One by one the T-72 tanks roared the life as the Nusra fighters got them started.  They even had ground guides who helped them exit the razor wire switchbacks at the entrance to the outpost.  The tanks took off down the road as the Chechen turned on his walkie talkie and informed their base in Homs that four friendly tanks were coming their way.

Deckard reached into his pocket and palmed the satellite enabled cellphone that he had picked up in Mauritius.  He knew he was taking a risk every time he turned it on that some eyes or ears in the sky might pick him up.  Now was the time to take that risk.  He thumbed the power button while keeping the phone in his pocket.

“Now we head back to Homs,” the Chechen told him.  “You Americans have proven to be very tough fighters.  I am sorry my friend, I never should have doubted you.  But God willed it and now we have these tanks to help clear our way to Damascus!”

“No need to apologize,” Deckard said.  “I would have done the same.”

It was true, the outpost had been a confidence target.

“Once we get to our staging area in Homs we will prepare the vehicles and your weapons.  Let’s hurry.  We should get back into the city and under overhead cover before dawn.  We own the night, but not the skies.”

The sounds of a Syrian fighter jet somewhere off in the distance seemed to confirm that fact, almost as if on queue.  Tracer fire crisscrossed the sky as someone tried to shoot it down.

“Let me tell my team and we can head back to the trucks.”

“Tomorrow is a big day, the night even more so,” the Chechen said, hardly able to contain his glee.

Deckard walked to the edge of the camp and pretended to take a piss.  Pulling out the cellphone he quickly typed out a message and texted Pat:

In country, heading to Homs w/ package.

A few seconds later he got a reply.

About an hour out from your loc.

Deckard sent one final message before signing off.

Stand by for grid to tgt.  Short timeline.

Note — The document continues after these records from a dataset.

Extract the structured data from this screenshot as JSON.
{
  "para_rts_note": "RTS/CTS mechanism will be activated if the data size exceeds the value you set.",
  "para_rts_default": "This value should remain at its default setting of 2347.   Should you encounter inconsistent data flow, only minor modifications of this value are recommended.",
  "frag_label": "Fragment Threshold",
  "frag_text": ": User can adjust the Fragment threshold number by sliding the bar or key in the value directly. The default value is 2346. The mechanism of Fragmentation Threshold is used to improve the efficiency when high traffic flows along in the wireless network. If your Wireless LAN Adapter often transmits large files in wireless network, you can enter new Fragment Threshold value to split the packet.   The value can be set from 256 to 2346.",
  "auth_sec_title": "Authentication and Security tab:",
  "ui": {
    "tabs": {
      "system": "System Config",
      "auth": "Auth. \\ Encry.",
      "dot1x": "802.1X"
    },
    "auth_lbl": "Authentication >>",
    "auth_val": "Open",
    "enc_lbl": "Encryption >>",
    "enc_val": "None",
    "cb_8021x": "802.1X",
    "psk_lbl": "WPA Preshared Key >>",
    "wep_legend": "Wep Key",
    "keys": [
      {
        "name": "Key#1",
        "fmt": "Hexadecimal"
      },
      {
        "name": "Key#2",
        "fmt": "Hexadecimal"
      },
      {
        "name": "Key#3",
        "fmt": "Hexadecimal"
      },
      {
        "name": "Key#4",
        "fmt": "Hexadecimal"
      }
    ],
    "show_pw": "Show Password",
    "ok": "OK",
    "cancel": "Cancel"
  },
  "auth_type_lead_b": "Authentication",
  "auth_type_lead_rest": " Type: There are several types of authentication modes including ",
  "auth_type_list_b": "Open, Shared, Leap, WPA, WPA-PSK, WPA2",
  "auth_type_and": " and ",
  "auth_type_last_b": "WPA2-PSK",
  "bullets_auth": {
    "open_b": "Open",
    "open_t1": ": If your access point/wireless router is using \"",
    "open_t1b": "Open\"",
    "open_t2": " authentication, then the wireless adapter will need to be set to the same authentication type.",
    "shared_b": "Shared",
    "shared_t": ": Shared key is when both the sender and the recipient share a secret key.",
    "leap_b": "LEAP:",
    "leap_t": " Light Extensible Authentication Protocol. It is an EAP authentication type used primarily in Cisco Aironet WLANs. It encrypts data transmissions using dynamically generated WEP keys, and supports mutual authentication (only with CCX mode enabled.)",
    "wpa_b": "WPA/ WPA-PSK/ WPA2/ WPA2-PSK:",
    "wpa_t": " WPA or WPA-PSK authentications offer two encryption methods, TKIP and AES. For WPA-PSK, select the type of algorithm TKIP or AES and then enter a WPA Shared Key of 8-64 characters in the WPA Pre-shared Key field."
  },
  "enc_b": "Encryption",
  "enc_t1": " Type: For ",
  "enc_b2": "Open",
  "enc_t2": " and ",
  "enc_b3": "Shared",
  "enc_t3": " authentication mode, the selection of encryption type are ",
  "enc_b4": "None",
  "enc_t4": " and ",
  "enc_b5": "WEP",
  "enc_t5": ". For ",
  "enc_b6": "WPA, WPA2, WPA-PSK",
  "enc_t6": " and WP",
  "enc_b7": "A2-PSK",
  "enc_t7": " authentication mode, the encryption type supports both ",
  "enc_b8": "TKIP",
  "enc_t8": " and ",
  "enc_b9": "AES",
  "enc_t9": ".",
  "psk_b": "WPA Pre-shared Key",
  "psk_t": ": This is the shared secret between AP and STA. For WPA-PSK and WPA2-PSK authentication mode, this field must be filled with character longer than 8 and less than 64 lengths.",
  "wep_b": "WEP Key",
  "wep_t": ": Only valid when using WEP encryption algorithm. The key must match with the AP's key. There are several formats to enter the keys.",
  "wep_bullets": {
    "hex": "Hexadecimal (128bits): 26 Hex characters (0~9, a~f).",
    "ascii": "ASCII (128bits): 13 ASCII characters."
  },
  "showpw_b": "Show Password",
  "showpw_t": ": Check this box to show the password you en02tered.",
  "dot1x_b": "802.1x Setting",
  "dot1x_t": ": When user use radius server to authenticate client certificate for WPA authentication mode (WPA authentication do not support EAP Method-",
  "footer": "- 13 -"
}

Tmmrw night.

Turning off the phone, he strode off to find Bill and the other Liquid Sky members.

They were on a short time line, even shorter than Liquid Sky realized.